Before a support order can be entered, the law requires proof that the person against whom the support claim is made (the defendant) has been given notice of the claim and a date to come to a conference or hearing. If receipt of that notice can be proven and the defendant (the person being asked to pay support) fails to appear, and if it has been determined how much the defendant earns, a support order may be entered. Otherwise, the proceedings will be delayed, and the defendant may be sent a notice of warrant for arrest for his or her failure to appear.
FAILURE TO APPEAR AS DIRECTED BY THE COURT IS A SERIOUS MATTER WHICH COULD RESULT IN FINES, IMPRISONMENT OR BOTH.
If the two parties cannot come to an agreement at the conference, a hearing will be scheduled. The officer may enter a temporary Order called an Interim Order, for 100% of the recommended amount if this is a new case. The support case then will be scheduled to be heard by a Judge. The hearing will usually be held about four to six weeks after the conference.
The hearing will be transcribed and all rules of court will apply. The Judge will review the conference officer’s recommendation and notes, take testimony if necessary, review documents, and apply the guidelines and the law of Pennsylvania.
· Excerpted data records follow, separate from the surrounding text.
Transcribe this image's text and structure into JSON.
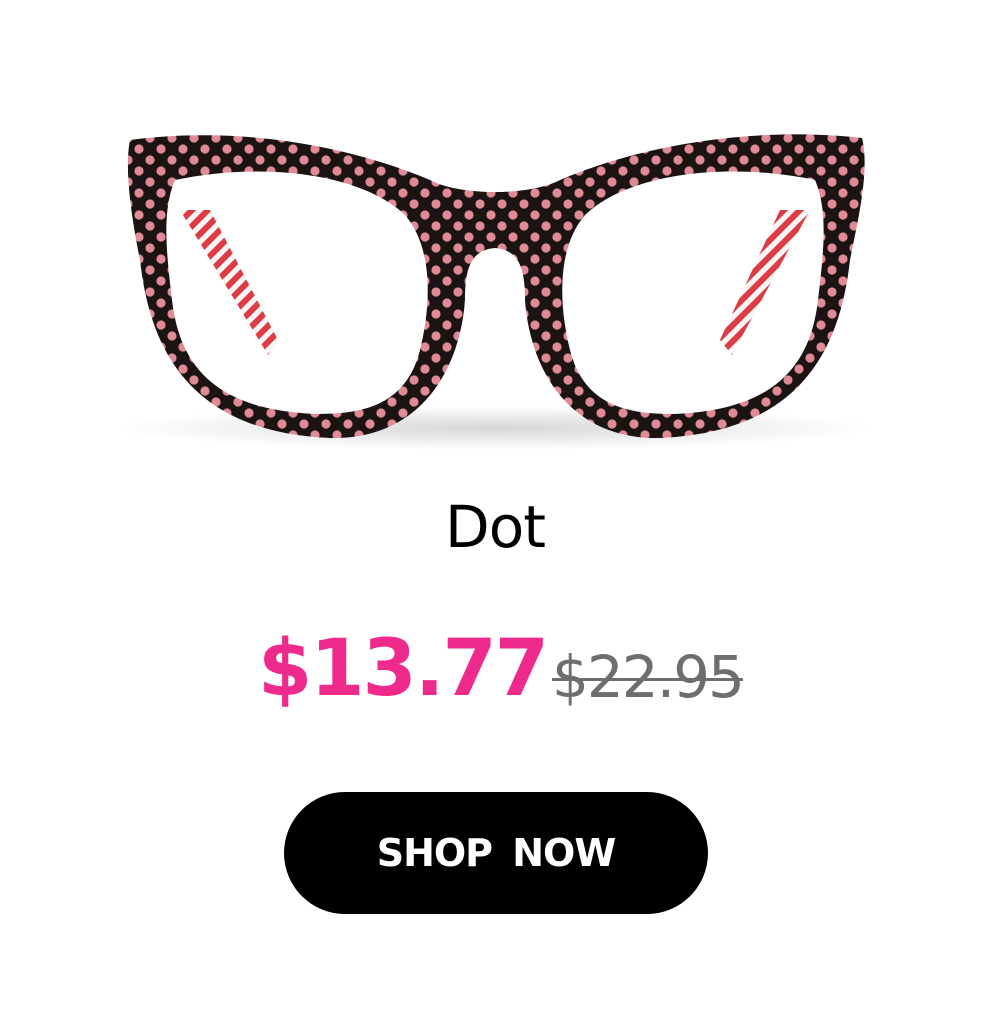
{
  "product": {
    "name": "Dot",
    "image_icon": "polka-dot-cat-eye-glasses",
    "frame_color": "#1c1412",
    "dot_color": "#e08a96",
    "temple_color": "#d8262f"
  },
  "pricing": {
    "sale_price": "$13.77",
    "original_price": "$22.95",
    "sale_color": "#ee2a8c",
    "original_color": "#6e6e6e"
  },
  "cta": {
    "label": "SHOP  NOW",
    "background": "#000000",
    "text_color": "#ffffff"
  }
}
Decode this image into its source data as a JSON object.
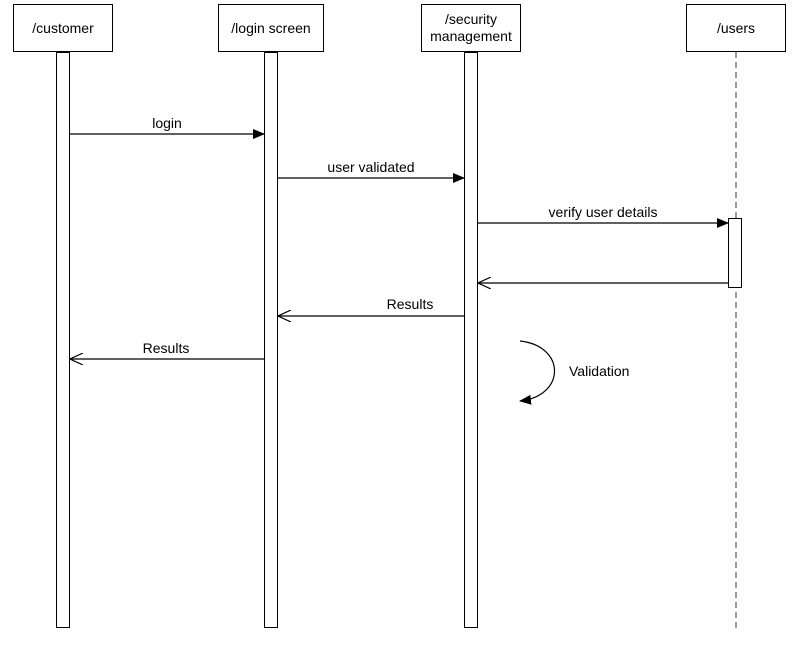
{
  "participants": {
    "customer": {
      "label": "/customer"
    },
    "login_screen": {
      "label": "/login screen"
    },
    "security_mgmt": {
      "label": "/security management"
    },
    "users": {
      "label": "/users"
    }
  },
  "messages": {
    "login": "login",
    "user_validated": "user validated",
    "verify_user_details": "verify user details",
    "results_to_login": "Results",
    "results_to_customer": "Results",
    "validation": "Validation"
  },
  "chart_data": {
    "type": "sequence-diagram",
    "participants": [
      "/customer",
      "/login screen",
      "/security management",
      "/users"
    ],
    "interactions": [
      {
        "from": "/customer",
        "to": "/login screen",
        "label": "login",
        "kind": "sync"
      },
      {
        "from": "/login screen",
        "to": "/security management",
        "label": "user validated",
        "kind": "sync"
      },
      {
        "from": "/security management",
        "to": "/users",
        "label": "verify user details",
        "kind": "sync"
      },
      {
        "from": "/users",
        "to": "/security management",
        "label": "",
        "kind": "return"
      },
      {
        "from": "/security management",
        "to": "/login screen",
        "label": "Results",
        "kind": "return"
      },
      {
        "from": "/login screen",
        "to": "/customer",
        "label": "Results",
        "kind": "return"
      },
      {
        "from": "/security management",
        "to": "/security management",
        "label": "Validation",
        "kind": "self"
      }
    ]
  }
}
Factors previously described in this manual will be taken into account. Following the hearing, and after considering the issues, the Judge's recommendation will be mailed to the parties. The recommendation will contain the amount of support the defendant is to pay and will also contain any other issues related to support.
Either party may file an appeal (called exceptions to the recommendation), within 20 days of receiving the recommendation.
Exceptions to the Hearing Officer’s Recommendation
Either party may file exceptions to the hearing officer’s recommendation. Exceptions allow the parties to argue before a Judge of the Family Court that the support Order is improper. This appearance before the Judge is called "Argument Court". Meanwhile, the hearing officer’s recommendation becomes an order of court, which both parties must follow until the Judge rules on the case and enters the final order.
Usually exceptions are filed by one or both of the parties’ attorneys, but it is possible to file them yourself. If you file exceptions, and the hearing was recorded, you must pay for the tape of the recorded hearing to be transcribed (typed). Once the tape is transcribed, the Domestic Relations Section schedules a hearing date for Argument Court. The parties or their attorneys file written summaries of their position (briefs) to the judge. On the date of the Argument Court hearing, the parties or their attorneys argue their clients' position, then, after reviewing all of the evidence, the judge gives a final decision.
IF EXCEPTIONS ARE NOT FILED WITHIN TWENTY DAYS, THE RECOMMENDATION WILL BECOME A FINAL ORDER OF COURT. IF EXCEPTIONS ARE FILED, THE RECOMMENDATION WILL BECOME A TEMPORARY ORDER.